Regardless, Paul was definitely not the shadiest character in the story, notorious scammers Eddie Ibanez and Jake Greenbaum were also involved. Ibanez is a crypto-fraud who claimed to be an orphan, hacked AOL as a teenager, graduated from MIT, worked for the CIA, and worked with the Eagles to help them win the Superbowl: all of which were false statements, as investigations by YouTuber Coffeezilla and journalist Adam Robb have concluded, but he has convinced almost everyone he has worked with. Ibanez has fooled billionaires that he has genuinely befriended over the years and has fooled academia at the highest level. A Google search of “Eddie Ibanez” will return nothing but positive results at the front page. Ibanez was the one who promised $350,000 to the blockchain team and, of course, never delivered. Jeff Levin, the manager of Logan Paul, describes him as a “cool, humble guy” who “never brags.” After Robb confronted Levin about Ibanez’s lies, he deflected to his supposed business skills and stated they would continue working with him. However, Ibanez was supposedly fired months ago, and a new team was hired who also quit because, expectedly, they weren’t paid.
Jake “the Crypto King” came forth to leak text messages of the inner group chat to Stephen Findeisen (YouTube channel Coffeezilla) as the investigation was coming to its climax. Right off the beginning of the text messages, it becomes clear that the entire project was about them making as much money as possible. The group chat is constant talk of how they can make as much money as possible, including the possibility of a presale which they determined could be illegal and therefore did not follow through. However, instead, they stealth-launched the token (meaning they did not inform anyone apart from the in-group about it) and bought as much as possible at the low price to sell in the future and make millions when it can 1000× in price. A lot of behind-the-scenes drama commenced, and the team members backstabbed each other to make as much money as possible. Nonetheless, everyone, apart from Paul and Levin, who have yet to sell, made several millions of dollars.

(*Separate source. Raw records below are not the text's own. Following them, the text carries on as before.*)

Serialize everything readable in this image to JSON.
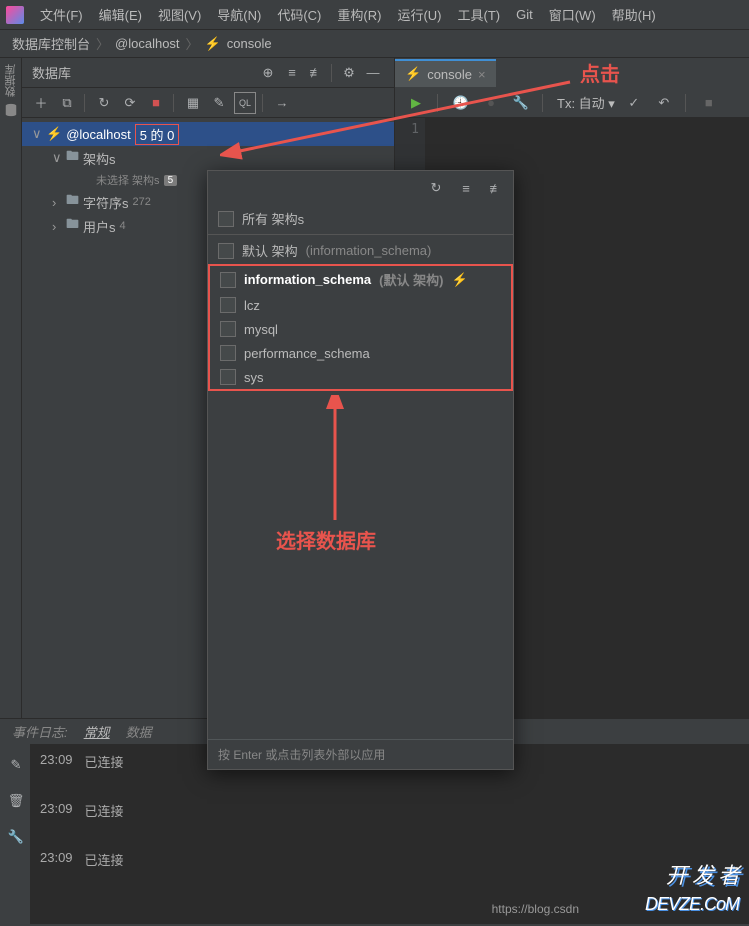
{
  "menu": {
    "items": [
      "文件(F)",
      "编辑(E)",
      "视图(V)",
      "导航(N)",
      "代码(C)",
      "重构(R)",
      "运行(U)",
      "工具(T)",
      "Git",
      "窗口(W)",
      "帮助(H)"
    ]
  },
  "breadcrumb": {
    "item1": "数据库控制台",
    "item2": "@localhost",
    "item3": "console"
  },
  "database_panel": {
    "title": "数据库",
    "vertical_label": "数据库"
  },
  "tree": {
    "localhost": "@localhost",
    "localhost_badge": "5 的 0",
    "schemas": "架构s",
    "schemas_hint": "未选择 架构s",
    "schemas_count": "5",
    "charsets": "字符序s",
    "charsets_count": "272",
    "users": "用户s",
    "users_count": "4"
  },
  "editor": {
    "tab_name": "console",
    "line_number": "1",
    "tx_label": "Tx: 自动"
  },
  "popup": {
    "all_schemas": "所有 架构s",
    "default_schema": "默认 架构",
    "default_hint": "(information_schema)",
    "items": [
      {
        "name": "information_schema",
        "hint": "(默认 架构)",
        "bold": true,
        "lightning": true
      },
      {
        "name": "lcz"
      },
      {
        "name": "mysql"
      },
      {
        "name": "performance_schema"
      },
      {
        "name": "sys"
      }
    ],
    "footer": "按 Enter 或点击列表外部以应用"
  },
  "bottom": {
    "event_log": "事件日志:",
    "tab1": "常规",
    "tab2": "数据",
    "log1_time": "23:09",
    "log1_text": "已连接",
    "log2_time": "23:09",
    "log2_text": "已连接",
    "log3_time": "23:09",
    "log3_text": "已连接"
  },
  "annotations": {
    "click": "点击",
    "select_db": "选择数据库"
  },
  "watermark": {
    "url": "https://blog.csdn",
    "logo1": "开 发 者",
    "logo2": "DEVZE.CoM"
  }
}
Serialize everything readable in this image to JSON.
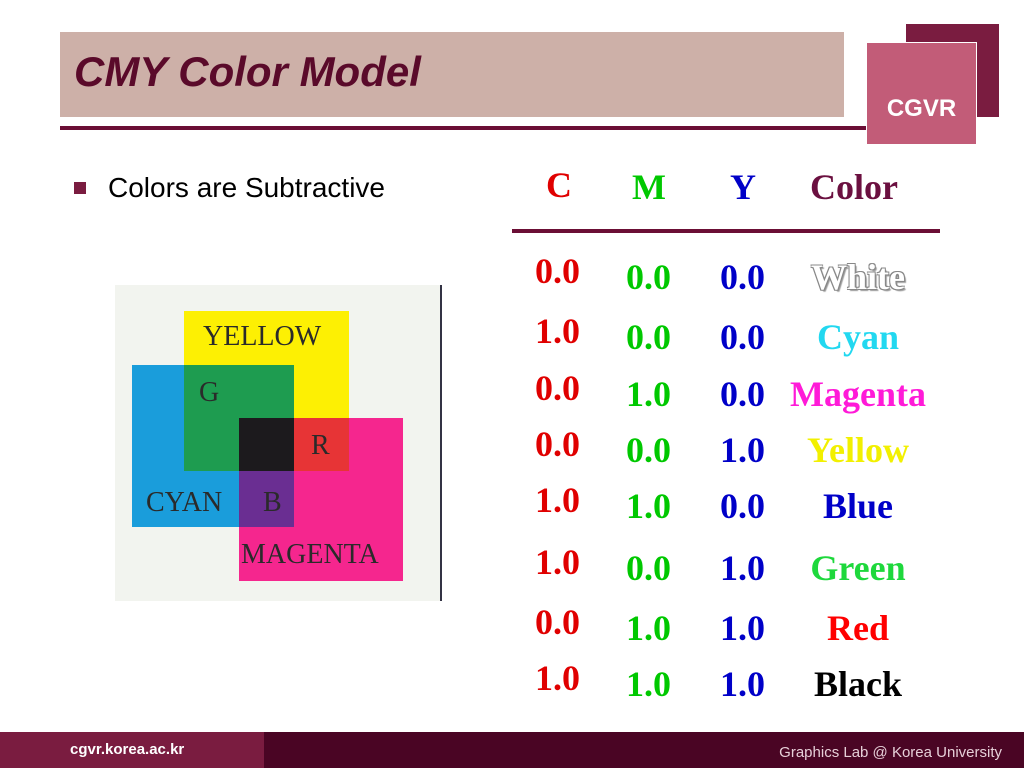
{
  "slide": {
    "title": "CMY Color Model",
    "logo_text": "CGVR",
    "bullet": "Colors are Subtractive"
  },
  "diagram": {
    "labels": {
      "yellow": "YELLOW",
      "g": "G",
      "r": "R",
      "cyan": "CYAN",
      "b": "B",
      "magenta": "MAGENTA"
    },
    "colors": {
      "yellow": "#fdf003",
      "cyan": "#1a9ddb",
      "magenta": "#f5268e",
      "green": "#1e9c50",
      "red": "#e73436",
      "blue": "#6a2e92",
      "black": "#1c1a1d"
    }
  },
  "table": {
    "headers": {
      "c": "C",
      "m": "M",
      "y": "Y",
      "color": "Color"
    },
    "header_colors": {
      "c": "#e00000",
      "m": "#00c800",
      "y": "#0000c8",
      "color": "#6b1040"
    },
    "rows": [
      {
        "c": "0.0",
        "m": "0.0",
        "y": "0.0",
        "color": "White",
        "swatch": "#ffffff"
      },
      {
        "c": "1.0",
        "m": "0.0",
        "y": "0.0",
        "color": "Cyan",
        "swatch": "#22d8f0"
      },
      {
        "c": "0.0",
        "m": "1.0",
        "y": "0.0",
        "color": "Magenta",
        "swatch": "#ff1ad8"
      },
      {
        "c": "0.0",
        "m": "0.0",
        "y": "1.0",
        "color": "Yellow",
        "swatch": "#f2f000"
      },
      {
        "c": "1.0",
        "m": "1.0",
        "y": "0.0",
        "color": "Blue",
        "swatch": "#0000c8"
      },
      {
        "c": "1.0",
        "m": "0.0",
        "y": "1.0",
        "color": "Green",
        "swatch": "#1ed83c"
      },
      {
        "c": "0.0",
        "m": "1.0",
        "y": "1.0",
        "color": "Red",
        "swatch": "#ff0000"
      },
      {
        "c": "1.0",
        "m": "1.0",
        "y": "1.0",
        "color": "Black",
        "swatch": "#000000"
      }
    ]
  },
  "footer": {
    "url": "cgvr.korea.ac.kr",
    "credit": "Graphics Lab @ Korea University"
  }
}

After Findeisen’s masterful video exposing the entire scandal, Logan Paul responded with a video of his own. In it, he attacks Findeisen’s character and makes outrageous claims which cannot be proved. For one, he claimed that law enforcement described Findeisen’s work as “not anchored to truth” and “often speculative,” which is something that has zero evidence anywhere and Findeisen denies. He also brings up 20-year-old expunged criminal records of someone in Findeisen's videos. However, the supposed criminal has not committed any crimes in the past 20 years and now actively works for criminal reform. After hurling insults and attempting to assassinate his character, Logan Paul concludes with legal threats and an “I’ll see you in court” with an exceptionally obnoxious smile. Findeisen also describes getting semi-threatening messages from an anonymous figure that has worked with Russian oligarchs in a recent podcast episode.